ATLANTA – The last three weeks of the Baltimore Ravens have been framed by quarter-watch questions, just like the week ahead. As long as Lamar Jackson wins and Joe Flacco remains injured, the question of their respective roles in Baltimore this season and beyond, uncertain but closely linked, will remain unresolved.
But as the team celebrated the decisive game of his Victory 26-16 Sunday against the Atlanta Falcons, it was not Jackson or his offense rejoicing the imminence of a third consecutive victory and a better holding of the sixth place in the playoffs of the AFC . It was Brandon Carr and Brandon Williams and Chuck Clark and nine other Ravens posing in the end zone.
They were flexing in front of the cameras. They may never have been more obvious than after the defender Tavon Young's catch-up and his return for a touchdown in the fourth quarter, and the only thing on the board that stands out is the mark of that team: a defense dominant.
Hundreds of questions will be asked this week about who will lead the Ravens' attack at a prestigious Sunday clash against the Kansas City Chiefs. Jackson is undefeated but far from faultless. Flacco is a former MVP Super Bowl who has struggled to find this unassailable form. There are cases to be done for both.
But at the Mercedes-Benz stadium, in the face of a fierce attack from the Falcons, it is the highest ranked defense of the Ravens that made its mark. There is no safety net for an offense, just like a unit capable of containing one of the NFL's most dynamic offenses at less than three meters per game, less than half of its season average .
"I think it's a testimony for these guys, these players, these coaches," said coach John Harbaugh. "You can not say it enough: Matt Ryan and the weapons they have are well established.Statistics say it.Your eye test says it.I think our defense deserves a lot of credit."
Only a late touchdown, the Falcons' only offensive score, made Ryan's numbers acceptable. He entered the match with an average of nearly 335 yards and more than two touchdowns. he finished with 131 yards and a score. Only once this season, he completed less than 68.4% of his passes. he was only 16 years old for Sunday 26, a clip of 61.5%. His 5.0 yards per attempt was a low season.
There was little relief, whether it was a 34-yard run in 15 races or an offensive line allowing three sacks and seven hits as a quarterback. Even though cornerback Jimmy Smith chained various shots and strikes, even though Clark's backup was replaced by Tony Jefferson, the Ravens (7-5) held Julio Jones' formidable trio of receivers in Atlanta, Mohamed Sanu and Calvin Ridley to a combined total of 77 yards on eight catches.

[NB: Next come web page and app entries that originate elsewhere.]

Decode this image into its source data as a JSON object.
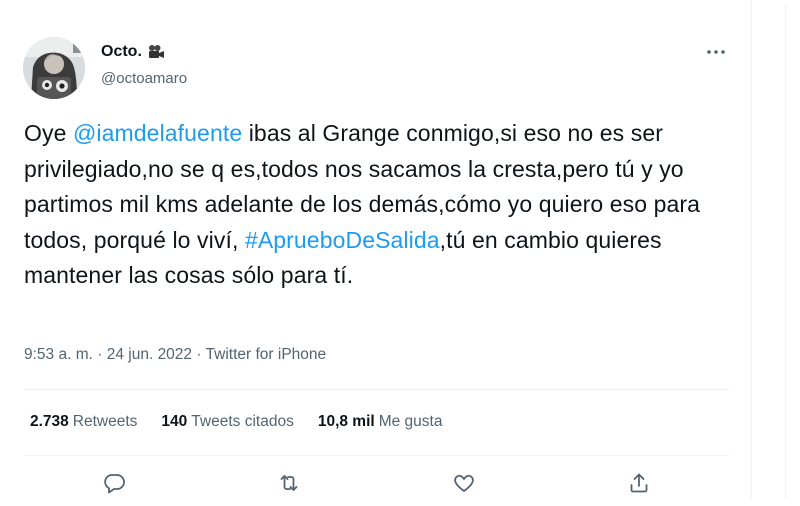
{
  "author": {
    "display_name": "Octo.",
    "handle": "@octoamaro"
  },
  "tweet": {
    "segments": [
      {
        "type": "text",
        "value": "Oye "
      },
      {
        "type": "mention",
        "value": "@iamdelafuente"
      },
      {
        "type": "text",
        "value": " ibas al Grange conmigo,si eso no es ser privilegiado,no se q es,todos nos sacamos la cresta,pero tú y yo partimos mil kms adelante de los demás,cómo yo quiero eso para todos, porqué lo viví, "
      },
      {
        "type": "hashtag",
        "value": "#AprueboDeSalida"
      },
      {
        "type": "text",
        "value": ",tú en cambio quieres mantener las cosas sólo para tí."
      }
    ]
  },
  "meta": {
    "time": "9:53 a. m.",
    "separator": " · ",
    "date": "24 jun. 2022",
    "source": "Twitter for iPhone"
  },
  "stats": {
    "retweets": {
      "count": "2.738",
      "label": "Retweets"
    },
    "quotes": {
      "count": "140",
      "label": "Tweets citados"
    },
    "likes": {
      "count": "10,8 mil",
      "label": "Me gusta"
    }
  },
  "icons": {
    "more": "more-horizontal-icon",
    "reply": "reply-icon",
    "retweet": "retweet-icon",
    "like": "heart-icon",
    "share": "share-icon",
    "name_emoji": "movie-camera-icon"
  },
  "colors": {
    "link": "#1d9bf0",
    "text": "#0f1419",
    "secondary": "#536471",
    "divider": "#eff3f4"
  }
}
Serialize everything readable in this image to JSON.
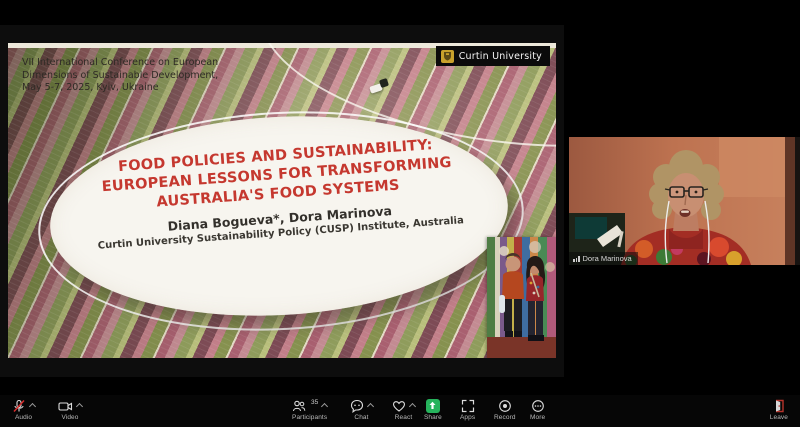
{
  "colors": {
    "title_red": "#c5382f",
    "share_green": "#26b35c",
    "leave_red": "#b6342c",
    "curtin_gold": "#c9a22c",
    "mute_slash_red": "#d92c2c"
  },
  "share_pane": {
    "conference_line1": "VII International Conference on European",
    "conference_line2": "Dimensions of Sustainable Development,",
    "conference_line3": "May 5-7, 2025, Kyiv, Ukraine",
    "logo_text": "Curtin University",
    "title_line1": "FOOD POLICIES AND SUSTAINABILITY:",
    "title_line2": "EUROPEAN LESSONS FOR TRANSFORMING",
    "title_line3": "AUSTRALIA'S FOOD SYSTEMS",
    "authors": "Diana Bogueva*, Dora Marinova",
    "affiliation": "Curtin University Sustainability Policy (CUSP) Institute, Australia"
  },
  "webcam": {
    "name": "Dora Marinova"
  },
  "toolbar": {
    "audio": {
      "label": "Audio"
    },
    "video": {
      "label": "Video"
    },
    "participants": {
      "label": "Participants",
      "count": "35"
    },
    "chat": {
      "label": "Chat"
    },
    "react": {
      "label": "React"
    },
    "share": {
      "label": "Share"
    },
    "apps": {
      "label": "Apps"
    },
    "record": {
      "label": "Record"
    },
    "more": {
      "label": "More"
    },
    "leave": {
      "label": "Leave"
    }
  }
}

"We have a standard for Ravens defense, whether we're at home, on a neutral site or how we want to play football," said linebacker CJ Mosley after holding the Falcons (4-8). ) 131 yards overall. The smallest Atlanta group since 1999. "And it's always been physical at the point of attack, stopping the race and finishing third after quarterback."
Never has their aggressive defense from man to man felt as simpatico as their offensive philosophy. For the third consecutive game, the Ravens have racked up more than 200 yards on the ground, unprecedented in franchise history, and have only been more impressed by Jackson's third-quarter absence due to fear. concussions.
The Ravens called 32 games more than the Falcons, whose possession time (20 minutes 21 seconds) was less than the time of a typical sitcom network episode.
"Obviously, the offense helped us, right?" Said Eric Weddle at the security. ". . . It is therefore a complementary football that we play and we must continue to turn it. "